Can lab-grown embryos save the northern white rhino from extinction?
After the death of Sudan, the world’s last male northern white rhinoceros, scientists have grown embryos containing DNA of his kind
Months after the death of Sudan, the world’s last male northern white rhinoceros, scientists said they have grown embryos containing DNA of his kind, hoping to save the subspecies from extinction.
With only two northern white rhinoceroses known to be alive today – both infertile females – the team hopes their breakthrough technique will lead to the re-establishment of a viable northern white rhino breeding population.
“Our goal is to have in three years the first NWR calf born,” Thomas Hildebrandt, head of reproduction management at the Leibniz Institute for Zoo and Wildlife Research in Berlin, said on Wednesday.
“Taking into account 16 months [of] pregnancy, we have a little more than a year to have a successful implantation.”
The team’s work, using a recently patented, two-metre (6.6-foot) egg extraction device, resulted in the first-ever test tube-produced rhino embryos.
Now frozen, these “have a very high chance to establish a pregnancy once implanted into a surrogate mother”, Hildebrandt said.
The hybrid embryos were created with frozen sperm from dead northern white rhino males and the eggs of southern white rhino females, of which there are thousands left on Earth.
The eggs were harvested from rhinos in European zoos.
The team now hopes to use the technique to collect eggs from the last two northern white rhinos – Najin and Fatu, the daughter and granddaughter of Sudan, who died in March at age 45. They live in a Kenyan national park.
By fertilising these with northern white rhino sperm and implanting the resulting embryos in surrogate southern white rhino females, the team intends to create a new, fledgling northern white rhino population.
“Our results indicate that ART [assisted reproduction techniques] could be a viable strategy to rescue genes from the iconic, almost extinct, northern white rhinoceros,” the team wrote in the journal Nature Communications.
The researchers have sought permission to harvest eggs from Najin and Fatu in Kenya, hopefully before the end of the year.
But the procedure is not without risk.
“We have to do a full anaesthesia, the animal is down for two hours, and it is quite a risky situation” for the last two of their kind, Hildebrandt said.
“We are highly afraid something unexpected would happen that would be a nightmare.”
In the meantime, the team will practice, implanting some of their hybrid embryos into southern white rhino surrogates “to test the system”.
Any hybrids born as a result may play a crucial future role as surrogates, sharing more genes with northern rhinos than purely southern surrogates.
There is, however, a key obstacle to the team’s envisaged northern white rhino repopulation.
With only two northern white rhino females left and all the available semen from only four dead males, assisted reproduction techniques alone would likely lead to a population without the genetic diversity required for a species to thrive.

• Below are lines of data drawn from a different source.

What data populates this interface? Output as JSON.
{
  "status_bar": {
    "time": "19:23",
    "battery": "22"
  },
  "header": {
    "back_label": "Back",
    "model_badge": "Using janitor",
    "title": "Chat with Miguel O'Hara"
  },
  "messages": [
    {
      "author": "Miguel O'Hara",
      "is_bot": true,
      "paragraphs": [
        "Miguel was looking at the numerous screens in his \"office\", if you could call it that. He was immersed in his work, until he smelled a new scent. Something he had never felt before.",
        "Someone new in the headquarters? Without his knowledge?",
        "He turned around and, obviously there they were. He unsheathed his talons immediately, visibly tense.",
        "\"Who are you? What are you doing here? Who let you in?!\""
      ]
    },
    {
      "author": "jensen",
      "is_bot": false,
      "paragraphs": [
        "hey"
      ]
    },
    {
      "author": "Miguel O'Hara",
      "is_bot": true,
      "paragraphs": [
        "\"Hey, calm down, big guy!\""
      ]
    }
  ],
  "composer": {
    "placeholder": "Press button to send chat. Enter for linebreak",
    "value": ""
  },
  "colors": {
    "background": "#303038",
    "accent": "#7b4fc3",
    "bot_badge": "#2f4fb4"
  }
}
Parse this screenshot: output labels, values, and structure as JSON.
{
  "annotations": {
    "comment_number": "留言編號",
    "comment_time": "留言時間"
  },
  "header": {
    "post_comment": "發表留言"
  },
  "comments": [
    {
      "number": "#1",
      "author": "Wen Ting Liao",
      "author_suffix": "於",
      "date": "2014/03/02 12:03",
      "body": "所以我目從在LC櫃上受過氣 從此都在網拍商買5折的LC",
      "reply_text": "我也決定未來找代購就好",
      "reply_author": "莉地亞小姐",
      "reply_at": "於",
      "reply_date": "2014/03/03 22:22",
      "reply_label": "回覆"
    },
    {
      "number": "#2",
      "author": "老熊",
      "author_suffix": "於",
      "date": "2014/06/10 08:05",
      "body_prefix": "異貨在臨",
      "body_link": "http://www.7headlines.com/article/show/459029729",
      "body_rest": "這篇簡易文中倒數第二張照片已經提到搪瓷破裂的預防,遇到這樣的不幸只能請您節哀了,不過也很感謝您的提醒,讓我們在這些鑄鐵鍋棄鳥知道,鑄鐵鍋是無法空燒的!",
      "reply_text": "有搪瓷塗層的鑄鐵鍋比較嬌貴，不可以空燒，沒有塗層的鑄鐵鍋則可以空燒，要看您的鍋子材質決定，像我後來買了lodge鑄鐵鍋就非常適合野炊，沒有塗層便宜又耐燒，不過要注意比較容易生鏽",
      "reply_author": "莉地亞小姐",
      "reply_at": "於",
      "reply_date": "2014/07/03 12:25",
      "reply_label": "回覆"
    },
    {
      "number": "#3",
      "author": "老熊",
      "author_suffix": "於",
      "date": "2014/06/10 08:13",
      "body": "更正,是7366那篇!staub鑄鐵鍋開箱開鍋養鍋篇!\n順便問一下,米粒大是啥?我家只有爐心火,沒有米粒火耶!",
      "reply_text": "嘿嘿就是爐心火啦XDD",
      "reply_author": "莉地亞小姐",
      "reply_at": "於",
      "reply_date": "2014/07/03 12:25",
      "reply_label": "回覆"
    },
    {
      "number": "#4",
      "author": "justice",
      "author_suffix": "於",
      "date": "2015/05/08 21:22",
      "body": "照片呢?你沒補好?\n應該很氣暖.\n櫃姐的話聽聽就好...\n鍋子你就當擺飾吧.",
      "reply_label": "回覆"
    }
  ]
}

To this end, the researchers hope to use stem cell technology to engineer eggs and sperm from the frozen skin cells of 12 dead northern white rhinos that were unrelated to one another.
“This would enlarge the founding diversity of the future NWR population substantially,” the team said in a statement.
There is time pressure, they pointed out, with only two animals still around to socialise the babies in the mysterious ways of northern white rhinos.
“It is a motivating aspect to succeed as soon a possible so the calf that we produce can grow up with Najin and Fatu,” Hildebrandt said.
Terri Roth and William Swanson of the Cincinnati Zoo and Botanical Garden, in a comment on the study, said assisted reproduction techniques alone cannot save a species from extinction.
“Impressive results in a Petri dish don’t easily translate into a herd of healthy offspring,” wrote the duo, who are not involved in the research.
“Achieving the latter requires navigating an untrodden path fraught with obstacles, and it remains unlikely that a viable population of northern white rhinos will be restored.”
For the researchers, however, a combination of assisted research techniques and stem cell techniques could “provide a blueprint on how to save highly endangered species that have already dwindled to numbers that make conventional conservation efforts impossible”.